*** Opening of AVAILABLE RECORDS ***

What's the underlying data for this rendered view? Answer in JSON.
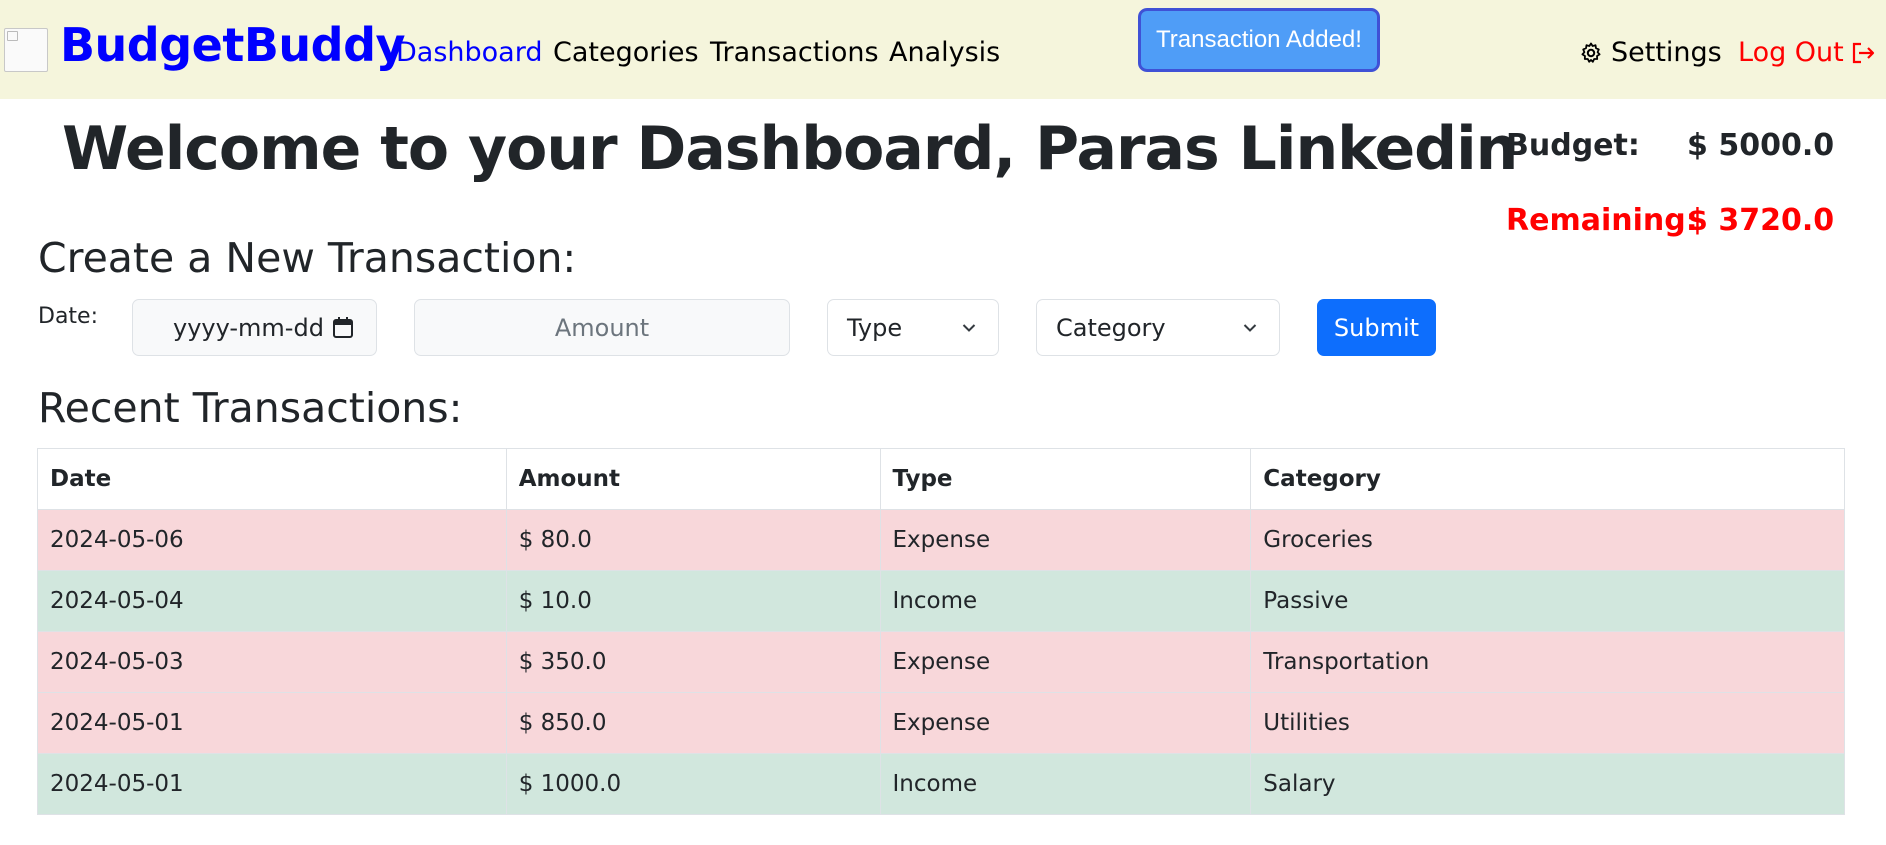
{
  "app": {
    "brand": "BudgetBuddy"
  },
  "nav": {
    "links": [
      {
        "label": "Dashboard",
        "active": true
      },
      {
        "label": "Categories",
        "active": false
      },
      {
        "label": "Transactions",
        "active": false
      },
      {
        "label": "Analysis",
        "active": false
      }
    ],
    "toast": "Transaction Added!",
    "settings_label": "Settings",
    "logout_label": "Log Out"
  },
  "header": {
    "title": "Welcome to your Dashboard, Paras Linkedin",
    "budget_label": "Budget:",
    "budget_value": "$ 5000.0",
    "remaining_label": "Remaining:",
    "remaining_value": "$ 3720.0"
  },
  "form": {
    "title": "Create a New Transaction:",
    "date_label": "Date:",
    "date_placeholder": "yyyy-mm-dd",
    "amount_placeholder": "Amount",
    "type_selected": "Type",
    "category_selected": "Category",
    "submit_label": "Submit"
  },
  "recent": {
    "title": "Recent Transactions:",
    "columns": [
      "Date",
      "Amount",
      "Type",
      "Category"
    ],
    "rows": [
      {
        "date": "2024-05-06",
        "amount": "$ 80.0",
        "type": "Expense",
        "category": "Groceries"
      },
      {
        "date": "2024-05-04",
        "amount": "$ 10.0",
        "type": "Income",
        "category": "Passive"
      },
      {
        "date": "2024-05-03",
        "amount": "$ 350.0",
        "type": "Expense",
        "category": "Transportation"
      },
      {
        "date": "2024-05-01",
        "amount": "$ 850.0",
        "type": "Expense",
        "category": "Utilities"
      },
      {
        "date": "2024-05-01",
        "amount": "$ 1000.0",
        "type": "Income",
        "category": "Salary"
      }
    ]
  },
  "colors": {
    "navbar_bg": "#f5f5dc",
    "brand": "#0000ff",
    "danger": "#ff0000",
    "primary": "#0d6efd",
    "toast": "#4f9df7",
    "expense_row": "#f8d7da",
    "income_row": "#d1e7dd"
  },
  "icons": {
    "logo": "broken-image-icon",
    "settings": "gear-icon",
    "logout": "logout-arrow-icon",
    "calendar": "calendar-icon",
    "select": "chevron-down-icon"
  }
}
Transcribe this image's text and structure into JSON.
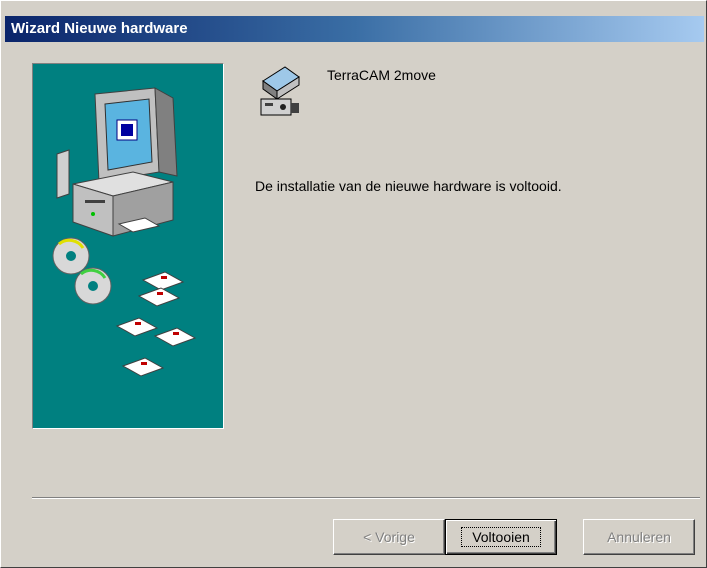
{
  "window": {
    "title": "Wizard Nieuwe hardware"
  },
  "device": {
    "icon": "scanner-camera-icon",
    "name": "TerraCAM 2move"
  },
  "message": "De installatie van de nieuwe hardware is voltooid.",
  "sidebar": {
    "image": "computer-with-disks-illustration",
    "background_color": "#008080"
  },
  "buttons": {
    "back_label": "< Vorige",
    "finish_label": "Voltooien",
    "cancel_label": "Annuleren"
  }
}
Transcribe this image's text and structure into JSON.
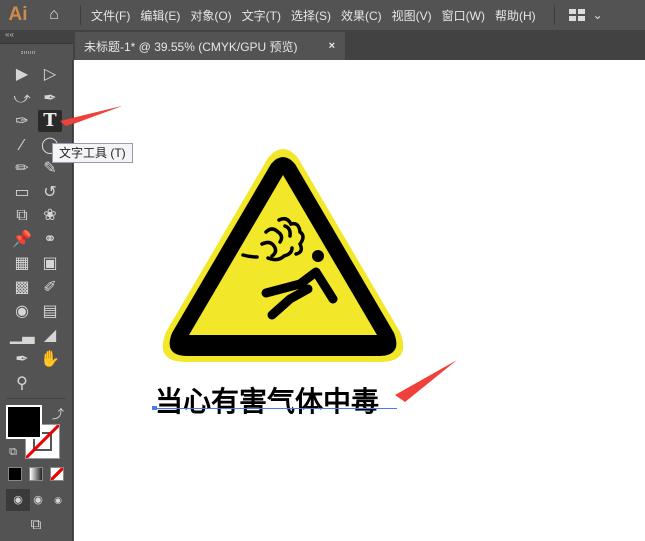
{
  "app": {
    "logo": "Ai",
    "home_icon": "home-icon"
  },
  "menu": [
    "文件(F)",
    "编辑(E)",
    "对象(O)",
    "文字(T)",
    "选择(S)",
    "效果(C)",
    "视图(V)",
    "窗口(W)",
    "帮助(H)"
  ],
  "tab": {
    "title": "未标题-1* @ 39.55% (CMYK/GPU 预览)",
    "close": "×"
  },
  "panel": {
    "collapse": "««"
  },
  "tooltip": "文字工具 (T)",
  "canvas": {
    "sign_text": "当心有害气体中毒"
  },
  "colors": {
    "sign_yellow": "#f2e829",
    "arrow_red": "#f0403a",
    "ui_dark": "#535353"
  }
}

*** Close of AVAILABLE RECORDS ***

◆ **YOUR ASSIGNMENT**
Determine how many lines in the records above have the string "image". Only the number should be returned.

◆ **RESPONSE**
4